Heavy subjects on my mind, but no clarity. As I don’t feel I have anything to add to the conversation, I won’t talk specifically about what happened at the Boston marathon on Monday afternoon. What felt so very strange was watching the raw photos and eyewitness accounts on Twitter only minutes after the explosions happened, with no context, no analysis, no filter — much like being a witness to something rather than being given a story, or told a story. In the evenings I am reading the Little House on the Prairie books to the kids, and when Pa has to go away to work he walks hundreds of miles, and his family waits for him to come home, with only one letter, months into his absence, to assure them that he is well and alive and will be returning to them.
I wonder if people used to be better at waiting, more practiced at patience.
Now we want to see and know instantly. I can text my husband from the grocery store to ask what’s missing from my list. I can text him a play-by-play description of the swim race my daughter is swimming in, even though we are 100 kilometres apart, and send him photos of the event. I like this. I’m comforted by it.
But I also recognize that I expect it, almost. I feel like I need to know. I also feel like I need to express, immediately, whatever it is I’m thinking. What are we recording in our blogs, in our Facebook statuses, our tweets? It’s the minutiae of where we’re at, in this moment. It’s the stuff of life, the stuff that does not keep, no matter how we mark it, and broadcast it to our friends. This too shall pass.

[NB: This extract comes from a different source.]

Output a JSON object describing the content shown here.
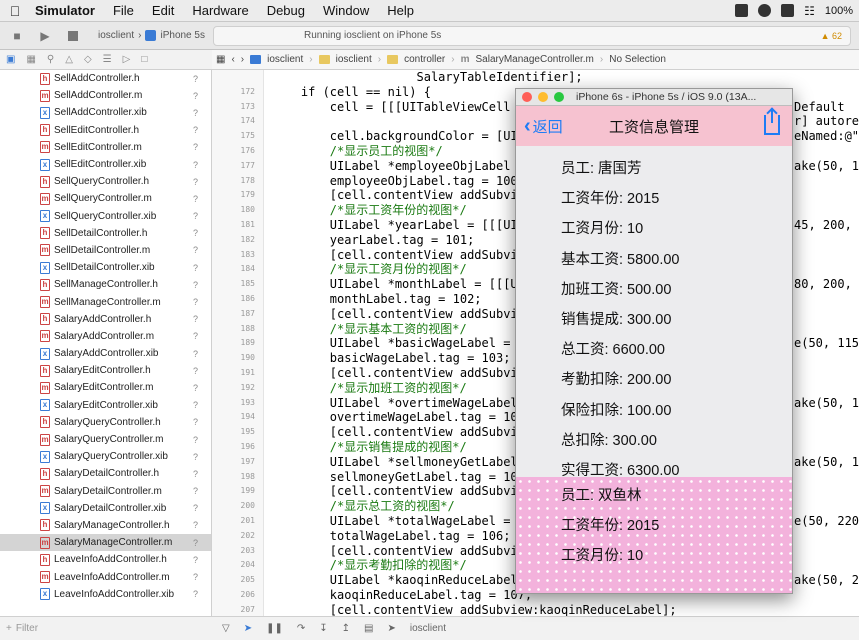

In the end, I’m not sure our narratives, the ones that are being written now, the stories that matter to us and stick with us, are all that different from the books that Laura Ingalls Wilder wrote. She wrote her childhood experiences first as a memoir, but that version was rejected by publishers. Finally, she shaped her memories into something different, going from first person to third, eliding experiences, leaving great swathes out, altering the tone, turning the minutiae, the scraps, into a whole arcing storyline. I feel like I’m telling my story in real-time, here on the blog, but that it’s not the same story I would tell if I decided to write a book about my life. Do you know what I mean? And yet, in both mediums, I am hoping to land on something universal, something lasting, some deeper human connection.
This blog plays the part of witness, I think.
Right now, today, I am suspended. I’m waiting. It feels like I’m waiting to find out about EVERYTHING. No amount of texting and twittering and Facebooking can tell me what’s going to happen. In this way, I’m not so unlike Ma, and Mary, and Laura, and Carrie, waiting to find out what’s happened to Pa, going about their daily routines, keeping busy, keeping their spirits up, hoping for the best. No matter how immediate our access to information, Life remains largely mysterious. The shape of our lives remains mysterious, as it is happening to us. And so we pluck out the scraps and offer them for examination. We photograph our meals and our cups of coffee. We record the kilometres we ran today. But it doesn’t really tell us, does it, where we’re at, and what is happening to us, or, more precisely, what is going to happen.
I suspect that the instantaneous nature of contemporary communication only distracts me from this truth. Patience remains an art that needs to be practiced, and appreciated. And so I wait as best I can.